This is the bed I grew garlic in last year. Since I had less soft-neck cloves than hard-neck, I decided to use this as the soft-neck bed and build another bed for the hard-neck. I had to fight the oregano in the bed next to this, it decided to expand its borders. So did the creeping charlie I let run wild in the garden area. You can see mint creeping its way in from the bottom right. Nature abhors a vacuum. 

I mulched the bed with a layer of straw then a layer of pine needles. Once the garlic starts to come up I plan on putting a layer of shredded leaves on to prepare the bed for the winter.

This is the beginning of the new bed. I have a ton of these cedar fence post laying around. My local big box store had them on clearance, so I bought them all. They make good borders. I chose a location in the back left corner of the property that gets good sun and doesn't have a water problem.

I put down a couple layers of cardboard I salvaged from work. They seriously just put it in a trash dumpster and send it off to the local dump. I try to get as much as I can. I always seem to have a use for more cardboard.

Whenever I establish a new bed I typically make my own soil mix depending on what I plan on planting. In this case I used a 60 / 40 compost to peat moss mixture. The bed I put in last year for the garlic had the same mix, and the garlic did very well. It was also very easy to harvest because the peat moss makes a loose soil.

I wanted an even distribution so I gridded out the bed and then planted. I am planting a little closer than I did last year. Most instructions say to plant the cloves 4-6 inches apart. I think you can bring that down to 3 inches and still get large bulbs. But, I have not tried this before, so maybe wait until my experiment is over before you plant your garlic this close. I will let you know how it goes in next years harvest post.

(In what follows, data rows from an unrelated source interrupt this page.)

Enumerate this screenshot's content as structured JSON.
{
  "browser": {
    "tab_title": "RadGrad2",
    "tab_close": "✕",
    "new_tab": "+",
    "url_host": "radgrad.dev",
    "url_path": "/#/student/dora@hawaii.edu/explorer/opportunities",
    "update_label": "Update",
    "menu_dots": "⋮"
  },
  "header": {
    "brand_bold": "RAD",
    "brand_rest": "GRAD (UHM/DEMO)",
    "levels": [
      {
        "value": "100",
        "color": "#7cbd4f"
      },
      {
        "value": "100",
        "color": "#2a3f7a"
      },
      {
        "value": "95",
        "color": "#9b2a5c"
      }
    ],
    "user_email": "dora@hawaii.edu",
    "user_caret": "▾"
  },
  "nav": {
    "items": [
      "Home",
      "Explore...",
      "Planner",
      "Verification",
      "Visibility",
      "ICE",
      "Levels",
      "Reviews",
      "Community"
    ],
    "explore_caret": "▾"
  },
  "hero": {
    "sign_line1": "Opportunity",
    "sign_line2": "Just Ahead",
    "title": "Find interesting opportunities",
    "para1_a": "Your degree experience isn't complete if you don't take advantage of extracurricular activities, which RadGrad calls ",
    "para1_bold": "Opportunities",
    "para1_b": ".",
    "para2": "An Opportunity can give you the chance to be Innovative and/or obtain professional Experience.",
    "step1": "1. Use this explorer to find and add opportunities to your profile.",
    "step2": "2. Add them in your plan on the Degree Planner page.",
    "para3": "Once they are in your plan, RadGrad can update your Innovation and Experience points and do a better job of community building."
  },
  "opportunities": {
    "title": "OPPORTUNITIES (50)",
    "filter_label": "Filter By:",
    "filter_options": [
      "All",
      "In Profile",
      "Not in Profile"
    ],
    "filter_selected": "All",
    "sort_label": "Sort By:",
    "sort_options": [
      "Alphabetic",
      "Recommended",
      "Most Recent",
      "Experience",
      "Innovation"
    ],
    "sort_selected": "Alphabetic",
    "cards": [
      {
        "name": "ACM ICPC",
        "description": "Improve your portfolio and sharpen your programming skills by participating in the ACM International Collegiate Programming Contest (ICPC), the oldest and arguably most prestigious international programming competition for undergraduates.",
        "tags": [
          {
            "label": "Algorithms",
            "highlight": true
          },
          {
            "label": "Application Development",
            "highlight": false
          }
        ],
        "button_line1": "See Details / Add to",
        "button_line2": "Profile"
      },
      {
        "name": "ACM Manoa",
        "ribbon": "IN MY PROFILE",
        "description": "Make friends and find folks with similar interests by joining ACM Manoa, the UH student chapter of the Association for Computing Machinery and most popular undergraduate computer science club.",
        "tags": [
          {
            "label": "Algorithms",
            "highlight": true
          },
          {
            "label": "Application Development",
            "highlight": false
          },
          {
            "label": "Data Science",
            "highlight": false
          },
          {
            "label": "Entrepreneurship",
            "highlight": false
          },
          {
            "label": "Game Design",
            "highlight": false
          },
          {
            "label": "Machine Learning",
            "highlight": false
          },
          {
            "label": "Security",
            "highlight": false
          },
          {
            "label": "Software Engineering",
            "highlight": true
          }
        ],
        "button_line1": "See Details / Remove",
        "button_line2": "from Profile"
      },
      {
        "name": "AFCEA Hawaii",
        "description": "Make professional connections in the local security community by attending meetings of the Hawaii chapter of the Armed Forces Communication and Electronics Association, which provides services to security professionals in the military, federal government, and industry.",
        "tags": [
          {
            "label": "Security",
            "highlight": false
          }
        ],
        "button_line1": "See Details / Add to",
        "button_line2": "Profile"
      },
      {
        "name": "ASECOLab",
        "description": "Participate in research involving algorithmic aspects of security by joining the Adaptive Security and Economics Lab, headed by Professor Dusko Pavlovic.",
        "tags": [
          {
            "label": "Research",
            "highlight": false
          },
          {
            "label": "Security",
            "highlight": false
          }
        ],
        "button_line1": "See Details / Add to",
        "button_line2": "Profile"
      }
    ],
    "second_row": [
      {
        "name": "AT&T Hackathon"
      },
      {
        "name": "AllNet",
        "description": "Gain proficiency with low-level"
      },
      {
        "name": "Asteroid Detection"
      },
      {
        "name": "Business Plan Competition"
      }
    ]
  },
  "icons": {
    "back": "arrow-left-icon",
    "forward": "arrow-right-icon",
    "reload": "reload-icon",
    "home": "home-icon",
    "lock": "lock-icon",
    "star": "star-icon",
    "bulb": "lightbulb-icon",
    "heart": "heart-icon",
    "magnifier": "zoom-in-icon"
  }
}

Here is the planted bed before I covered the cloves. I have about 4 inches of soil in the bed. You want to plant the clove root side down at least an inch, two is better. This is probably about as shallow as you would want to plant in. If I had more soil, I would have gone another inch at least. I am not worried. The cardboard will get wet and disintegrate over the winter and the roots will be able to access the subsoil.

Here is the finished product. I mulched it with a layer of straw followed by pine needles. I will cover this with a layer of shredded leaves once the garlic gets a couple inches tall. You can probably still get away with planting garlic this year if you are in my climate zone. I planted at the end of October. If you plan on planting and have not done so, do it asap. If you are reading this in the winter sometime, you can grow garlic indoors if you have deep enough pots for proper bulb development.

I will have plenty of garlic next year so if you are anywhere near me, and want some heirloom garlic, just drop me a line next fall.